#### [Exercise requirements]
Filter the data below for the string "angle" and copy each matching line.

#### [Materials provided]
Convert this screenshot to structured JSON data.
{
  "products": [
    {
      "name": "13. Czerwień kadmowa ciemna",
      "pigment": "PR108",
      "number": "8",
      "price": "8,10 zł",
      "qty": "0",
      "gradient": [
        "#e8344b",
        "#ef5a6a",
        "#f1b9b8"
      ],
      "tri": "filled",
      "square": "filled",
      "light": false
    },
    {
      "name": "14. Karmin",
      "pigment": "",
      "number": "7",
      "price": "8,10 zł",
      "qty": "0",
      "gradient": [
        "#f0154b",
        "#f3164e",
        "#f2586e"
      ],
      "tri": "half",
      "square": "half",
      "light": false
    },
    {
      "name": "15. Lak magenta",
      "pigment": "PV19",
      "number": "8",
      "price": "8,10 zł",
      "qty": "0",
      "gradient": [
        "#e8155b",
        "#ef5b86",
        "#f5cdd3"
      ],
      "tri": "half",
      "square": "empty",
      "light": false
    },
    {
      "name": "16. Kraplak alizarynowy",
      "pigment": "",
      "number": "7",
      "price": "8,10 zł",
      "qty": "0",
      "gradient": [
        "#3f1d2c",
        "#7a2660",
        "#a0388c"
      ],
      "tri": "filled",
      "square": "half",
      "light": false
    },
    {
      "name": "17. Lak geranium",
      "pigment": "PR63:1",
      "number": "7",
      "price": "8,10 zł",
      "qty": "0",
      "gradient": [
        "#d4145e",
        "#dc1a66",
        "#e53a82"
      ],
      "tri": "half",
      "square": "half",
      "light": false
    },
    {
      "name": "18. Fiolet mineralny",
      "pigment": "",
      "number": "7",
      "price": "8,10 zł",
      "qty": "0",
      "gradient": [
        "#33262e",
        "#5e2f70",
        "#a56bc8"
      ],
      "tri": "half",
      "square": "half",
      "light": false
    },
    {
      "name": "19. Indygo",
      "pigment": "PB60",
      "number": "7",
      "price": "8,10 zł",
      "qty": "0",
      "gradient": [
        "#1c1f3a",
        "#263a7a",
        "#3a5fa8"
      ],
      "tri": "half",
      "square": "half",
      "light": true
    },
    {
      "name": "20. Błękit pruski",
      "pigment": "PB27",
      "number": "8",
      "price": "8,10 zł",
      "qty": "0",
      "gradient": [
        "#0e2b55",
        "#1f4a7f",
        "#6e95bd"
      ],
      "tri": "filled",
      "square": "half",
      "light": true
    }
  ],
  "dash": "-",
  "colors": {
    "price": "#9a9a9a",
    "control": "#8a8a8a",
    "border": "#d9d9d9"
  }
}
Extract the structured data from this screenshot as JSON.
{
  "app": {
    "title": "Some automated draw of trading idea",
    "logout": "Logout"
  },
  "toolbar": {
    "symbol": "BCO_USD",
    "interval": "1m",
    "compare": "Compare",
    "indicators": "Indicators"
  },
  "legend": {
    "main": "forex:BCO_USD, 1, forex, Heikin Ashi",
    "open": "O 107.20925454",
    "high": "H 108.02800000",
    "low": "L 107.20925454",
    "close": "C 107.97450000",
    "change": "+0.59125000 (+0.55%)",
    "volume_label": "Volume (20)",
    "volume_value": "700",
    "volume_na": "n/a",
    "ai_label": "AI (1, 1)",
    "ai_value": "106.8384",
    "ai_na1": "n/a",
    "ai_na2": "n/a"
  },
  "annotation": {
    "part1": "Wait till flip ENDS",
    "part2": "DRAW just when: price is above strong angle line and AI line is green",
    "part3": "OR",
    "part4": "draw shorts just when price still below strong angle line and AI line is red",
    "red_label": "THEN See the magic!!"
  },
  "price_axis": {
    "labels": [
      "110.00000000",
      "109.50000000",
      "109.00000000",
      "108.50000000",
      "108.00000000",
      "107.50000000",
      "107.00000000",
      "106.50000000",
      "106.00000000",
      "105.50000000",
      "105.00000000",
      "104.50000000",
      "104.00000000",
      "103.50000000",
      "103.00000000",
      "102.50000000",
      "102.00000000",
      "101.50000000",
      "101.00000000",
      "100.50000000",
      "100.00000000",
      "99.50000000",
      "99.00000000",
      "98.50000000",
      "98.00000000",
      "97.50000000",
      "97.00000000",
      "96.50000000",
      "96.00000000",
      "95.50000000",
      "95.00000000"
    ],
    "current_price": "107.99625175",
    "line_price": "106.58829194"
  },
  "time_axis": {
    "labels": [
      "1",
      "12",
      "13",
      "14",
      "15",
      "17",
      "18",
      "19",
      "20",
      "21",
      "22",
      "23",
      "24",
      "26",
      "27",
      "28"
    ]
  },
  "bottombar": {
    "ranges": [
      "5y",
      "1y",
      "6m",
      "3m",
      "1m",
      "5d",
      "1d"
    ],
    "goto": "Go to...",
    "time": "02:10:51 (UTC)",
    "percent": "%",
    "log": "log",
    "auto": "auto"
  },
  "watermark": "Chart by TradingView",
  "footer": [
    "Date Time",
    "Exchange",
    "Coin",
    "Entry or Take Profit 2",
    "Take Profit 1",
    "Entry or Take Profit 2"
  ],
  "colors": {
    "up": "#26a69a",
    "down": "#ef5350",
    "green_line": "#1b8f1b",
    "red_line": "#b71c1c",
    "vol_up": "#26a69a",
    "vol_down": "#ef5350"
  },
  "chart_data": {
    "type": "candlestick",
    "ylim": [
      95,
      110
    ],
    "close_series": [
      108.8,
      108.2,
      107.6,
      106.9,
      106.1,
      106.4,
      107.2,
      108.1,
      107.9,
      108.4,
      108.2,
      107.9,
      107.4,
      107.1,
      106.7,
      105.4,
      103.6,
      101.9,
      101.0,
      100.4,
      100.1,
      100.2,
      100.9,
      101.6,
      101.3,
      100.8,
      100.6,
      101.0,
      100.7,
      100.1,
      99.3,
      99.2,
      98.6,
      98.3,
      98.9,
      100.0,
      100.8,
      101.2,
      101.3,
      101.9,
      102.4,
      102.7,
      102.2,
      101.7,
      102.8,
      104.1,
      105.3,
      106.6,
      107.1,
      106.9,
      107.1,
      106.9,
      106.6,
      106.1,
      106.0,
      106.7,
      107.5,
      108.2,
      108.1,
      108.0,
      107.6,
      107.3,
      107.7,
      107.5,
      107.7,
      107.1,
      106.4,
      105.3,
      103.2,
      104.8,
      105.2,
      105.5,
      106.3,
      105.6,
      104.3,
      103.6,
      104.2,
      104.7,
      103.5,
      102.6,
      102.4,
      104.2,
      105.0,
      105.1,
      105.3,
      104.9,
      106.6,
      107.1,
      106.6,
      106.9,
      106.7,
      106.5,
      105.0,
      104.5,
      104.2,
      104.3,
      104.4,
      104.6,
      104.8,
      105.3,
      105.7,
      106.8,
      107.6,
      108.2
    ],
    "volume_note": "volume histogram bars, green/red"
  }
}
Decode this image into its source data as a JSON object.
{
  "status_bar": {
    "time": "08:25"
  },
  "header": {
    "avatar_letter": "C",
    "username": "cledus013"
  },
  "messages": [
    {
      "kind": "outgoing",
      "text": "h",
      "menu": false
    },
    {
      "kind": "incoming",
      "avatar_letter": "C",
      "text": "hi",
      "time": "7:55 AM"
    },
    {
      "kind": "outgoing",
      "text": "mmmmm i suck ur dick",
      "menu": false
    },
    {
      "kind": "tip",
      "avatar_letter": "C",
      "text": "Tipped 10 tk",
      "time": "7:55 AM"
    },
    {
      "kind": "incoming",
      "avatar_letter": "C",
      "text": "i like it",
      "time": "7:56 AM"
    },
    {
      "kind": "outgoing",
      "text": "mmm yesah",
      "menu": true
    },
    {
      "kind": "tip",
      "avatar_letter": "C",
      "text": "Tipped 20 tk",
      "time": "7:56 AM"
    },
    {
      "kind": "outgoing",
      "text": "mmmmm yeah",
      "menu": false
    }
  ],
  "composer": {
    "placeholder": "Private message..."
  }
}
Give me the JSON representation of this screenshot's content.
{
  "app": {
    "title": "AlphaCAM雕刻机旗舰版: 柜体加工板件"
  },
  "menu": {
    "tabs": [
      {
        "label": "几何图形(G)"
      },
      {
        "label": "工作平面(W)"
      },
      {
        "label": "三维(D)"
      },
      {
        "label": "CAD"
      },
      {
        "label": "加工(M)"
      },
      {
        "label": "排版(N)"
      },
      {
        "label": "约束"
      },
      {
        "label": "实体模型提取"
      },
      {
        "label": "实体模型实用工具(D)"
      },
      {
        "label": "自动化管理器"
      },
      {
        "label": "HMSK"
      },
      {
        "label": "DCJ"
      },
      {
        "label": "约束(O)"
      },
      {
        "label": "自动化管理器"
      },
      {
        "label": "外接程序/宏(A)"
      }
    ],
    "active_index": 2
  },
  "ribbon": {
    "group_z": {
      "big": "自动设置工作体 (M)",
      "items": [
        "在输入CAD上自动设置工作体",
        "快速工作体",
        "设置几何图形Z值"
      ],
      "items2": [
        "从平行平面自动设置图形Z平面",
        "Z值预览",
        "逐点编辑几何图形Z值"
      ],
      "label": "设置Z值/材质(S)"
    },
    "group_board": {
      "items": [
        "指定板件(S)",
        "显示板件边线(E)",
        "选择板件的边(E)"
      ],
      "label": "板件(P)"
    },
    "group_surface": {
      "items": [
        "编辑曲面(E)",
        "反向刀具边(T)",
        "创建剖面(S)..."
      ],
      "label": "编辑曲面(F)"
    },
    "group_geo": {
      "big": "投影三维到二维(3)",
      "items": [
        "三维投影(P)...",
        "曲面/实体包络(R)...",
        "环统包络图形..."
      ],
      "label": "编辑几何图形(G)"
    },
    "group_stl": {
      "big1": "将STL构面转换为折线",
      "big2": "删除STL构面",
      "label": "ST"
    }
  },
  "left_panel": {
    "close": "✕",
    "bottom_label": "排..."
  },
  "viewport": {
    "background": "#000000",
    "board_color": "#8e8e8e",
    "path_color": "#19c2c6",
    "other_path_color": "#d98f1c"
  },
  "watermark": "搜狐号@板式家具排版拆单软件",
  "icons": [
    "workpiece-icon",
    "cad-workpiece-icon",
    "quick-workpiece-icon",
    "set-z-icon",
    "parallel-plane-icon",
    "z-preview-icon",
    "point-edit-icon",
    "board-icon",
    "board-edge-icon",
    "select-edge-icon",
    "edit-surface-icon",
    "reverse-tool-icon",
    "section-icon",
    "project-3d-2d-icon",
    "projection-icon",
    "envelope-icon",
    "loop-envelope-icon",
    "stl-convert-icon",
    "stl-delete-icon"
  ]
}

#### [Reply]
    "part2": "DRAW just when: price is above strong angle line and AI line is green",
    "part4": "draw shorts just when price still below strong angle line and AI line is red",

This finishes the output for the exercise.